In September German intelligence revealed that they had tracked at least 24 children who left the country to fight in Middle Eastern conflict zones. The youngest was just 13 ears old, while four girls travelled with a “romantic ideal of marrying a jihadist”.
A whole family of five was struck by lightning near Chemnitz, Saxony, while gathering in their garden furniture during a storm in May. A grandmother, her daughter in daughter-in-law and two boy aged six and nine were taken to hospital.
In January hopes of a bilateral treaty to protect German citizens and government agencies from spying by the American National Security Agency (NSA) fell through. Talks had begun after it emerged that the US spooks had been tapping Chancellor Angela Merkel's phone.
British football is famous for its 'wives and girlfriends' (WAGs) who add to the glamour of the beautiful game – but Germany can boast just as many celebrity other halves to its national team.
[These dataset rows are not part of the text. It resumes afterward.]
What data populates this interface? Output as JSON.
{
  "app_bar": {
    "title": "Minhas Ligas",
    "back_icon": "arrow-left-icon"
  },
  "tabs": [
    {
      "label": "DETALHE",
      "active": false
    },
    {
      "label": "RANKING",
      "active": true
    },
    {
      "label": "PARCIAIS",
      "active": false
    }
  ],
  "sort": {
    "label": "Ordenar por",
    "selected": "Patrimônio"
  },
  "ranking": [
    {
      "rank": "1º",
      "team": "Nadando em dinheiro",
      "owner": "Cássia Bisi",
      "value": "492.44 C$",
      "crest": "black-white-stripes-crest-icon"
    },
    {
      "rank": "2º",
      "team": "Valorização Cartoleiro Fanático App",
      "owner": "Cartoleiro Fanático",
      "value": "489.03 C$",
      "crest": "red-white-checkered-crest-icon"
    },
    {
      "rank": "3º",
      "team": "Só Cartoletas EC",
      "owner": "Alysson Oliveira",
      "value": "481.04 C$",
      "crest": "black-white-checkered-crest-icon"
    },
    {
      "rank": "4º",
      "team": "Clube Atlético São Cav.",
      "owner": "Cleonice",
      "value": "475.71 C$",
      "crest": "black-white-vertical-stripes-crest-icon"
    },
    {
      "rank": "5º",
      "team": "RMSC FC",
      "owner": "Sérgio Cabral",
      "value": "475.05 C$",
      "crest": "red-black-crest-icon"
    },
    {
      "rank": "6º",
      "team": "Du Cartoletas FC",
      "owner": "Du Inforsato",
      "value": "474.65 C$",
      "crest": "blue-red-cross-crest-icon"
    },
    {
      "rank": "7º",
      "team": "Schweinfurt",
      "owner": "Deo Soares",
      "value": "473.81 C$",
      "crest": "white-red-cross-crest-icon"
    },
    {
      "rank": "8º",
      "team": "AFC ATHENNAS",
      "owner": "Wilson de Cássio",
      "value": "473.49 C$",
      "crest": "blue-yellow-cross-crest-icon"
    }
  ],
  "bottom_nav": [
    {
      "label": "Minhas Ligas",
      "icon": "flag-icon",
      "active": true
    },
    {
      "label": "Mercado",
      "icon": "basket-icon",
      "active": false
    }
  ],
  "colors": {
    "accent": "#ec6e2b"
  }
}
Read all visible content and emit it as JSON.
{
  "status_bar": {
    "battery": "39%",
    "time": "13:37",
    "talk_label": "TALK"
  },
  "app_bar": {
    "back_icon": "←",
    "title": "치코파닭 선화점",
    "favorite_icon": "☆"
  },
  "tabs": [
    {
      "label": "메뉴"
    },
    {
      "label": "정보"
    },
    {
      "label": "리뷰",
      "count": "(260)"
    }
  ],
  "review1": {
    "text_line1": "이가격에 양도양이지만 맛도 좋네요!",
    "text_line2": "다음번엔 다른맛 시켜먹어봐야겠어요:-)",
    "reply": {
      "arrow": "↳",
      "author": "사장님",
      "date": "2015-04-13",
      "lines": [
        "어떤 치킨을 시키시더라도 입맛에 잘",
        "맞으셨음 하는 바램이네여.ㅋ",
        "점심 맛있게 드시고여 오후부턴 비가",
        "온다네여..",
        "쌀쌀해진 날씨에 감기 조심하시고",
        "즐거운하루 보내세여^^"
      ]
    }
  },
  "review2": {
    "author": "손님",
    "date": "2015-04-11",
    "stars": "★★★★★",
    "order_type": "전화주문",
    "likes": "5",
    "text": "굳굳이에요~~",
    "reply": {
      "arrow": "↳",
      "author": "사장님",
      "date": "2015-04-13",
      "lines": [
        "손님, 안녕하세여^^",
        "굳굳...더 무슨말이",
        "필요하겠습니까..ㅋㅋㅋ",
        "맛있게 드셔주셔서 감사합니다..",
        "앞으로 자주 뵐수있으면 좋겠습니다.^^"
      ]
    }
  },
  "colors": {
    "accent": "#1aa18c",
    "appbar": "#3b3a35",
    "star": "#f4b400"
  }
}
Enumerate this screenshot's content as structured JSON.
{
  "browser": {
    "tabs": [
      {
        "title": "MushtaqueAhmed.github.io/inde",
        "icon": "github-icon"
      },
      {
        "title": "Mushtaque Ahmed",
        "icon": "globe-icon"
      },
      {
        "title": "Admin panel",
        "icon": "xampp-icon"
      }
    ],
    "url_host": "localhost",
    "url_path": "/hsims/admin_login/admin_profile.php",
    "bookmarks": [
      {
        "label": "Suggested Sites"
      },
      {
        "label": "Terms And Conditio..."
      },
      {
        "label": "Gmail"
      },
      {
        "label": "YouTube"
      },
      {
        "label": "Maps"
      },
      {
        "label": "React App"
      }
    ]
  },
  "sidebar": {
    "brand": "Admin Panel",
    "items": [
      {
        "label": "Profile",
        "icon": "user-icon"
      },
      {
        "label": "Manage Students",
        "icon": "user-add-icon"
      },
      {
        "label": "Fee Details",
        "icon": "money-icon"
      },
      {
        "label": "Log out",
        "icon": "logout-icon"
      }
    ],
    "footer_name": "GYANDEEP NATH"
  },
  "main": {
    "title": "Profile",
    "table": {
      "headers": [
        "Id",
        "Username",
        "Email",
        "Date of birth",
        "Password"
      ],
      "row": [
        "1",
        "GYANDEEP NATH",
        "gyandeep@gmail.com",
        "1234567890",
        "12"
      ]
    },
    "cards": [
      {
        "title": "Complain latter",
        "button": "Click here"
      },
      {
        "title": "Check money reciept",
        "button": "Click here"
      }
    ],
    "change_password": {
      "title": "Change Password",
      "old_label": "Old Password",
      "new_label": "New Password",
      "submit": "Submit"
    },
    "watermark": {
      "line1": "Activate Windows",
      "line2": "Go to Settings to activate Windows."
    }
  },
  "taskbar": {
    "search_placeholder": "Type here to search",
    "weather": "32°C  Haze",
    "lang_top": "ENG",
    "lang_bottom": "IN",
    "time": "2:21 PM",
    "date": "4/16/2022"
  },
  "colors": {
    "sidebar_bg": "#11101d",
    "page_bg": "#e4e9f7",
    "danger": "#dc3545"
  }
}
On a few exceptionally sunny days in June, Germany produced half of the whole country's power from solar panels alone, giving a bright outlook for the government's policy of moving towards all-renewable electricity.
At an industry-sponsored conference in early December, Chancellor Merkel said that there needed to be 'fast lanes' on the internet for special services - something many fear will stifle innovation and open the way for price gouging by internet companies.
A supposed UFO disrupted flights at Bremen airport in January, showing up on the airport's radar screens several times over the course of three hours. Policemen in a patrol car also spotted the object.
In December, the US Senate released a report into torture by the CIA begun in the wake of the September 11, 2001 attacks. One German citizen, Khalid al-Masri, was abducted and taken illegally to Afghanistan after Macedonian border guards mistook him for a terrorist. He was beaten and tortured before the spies attempted to buy his silence with €14,500.
Chancellor Merkel gave a tough speech to the Bundestag in January warning Britain and the US, whose GCHQ and NSA spying agencies conduct massive surveillance of the world's communications, that they were headed down the wrong path. “The end result is not more security but less”, she said.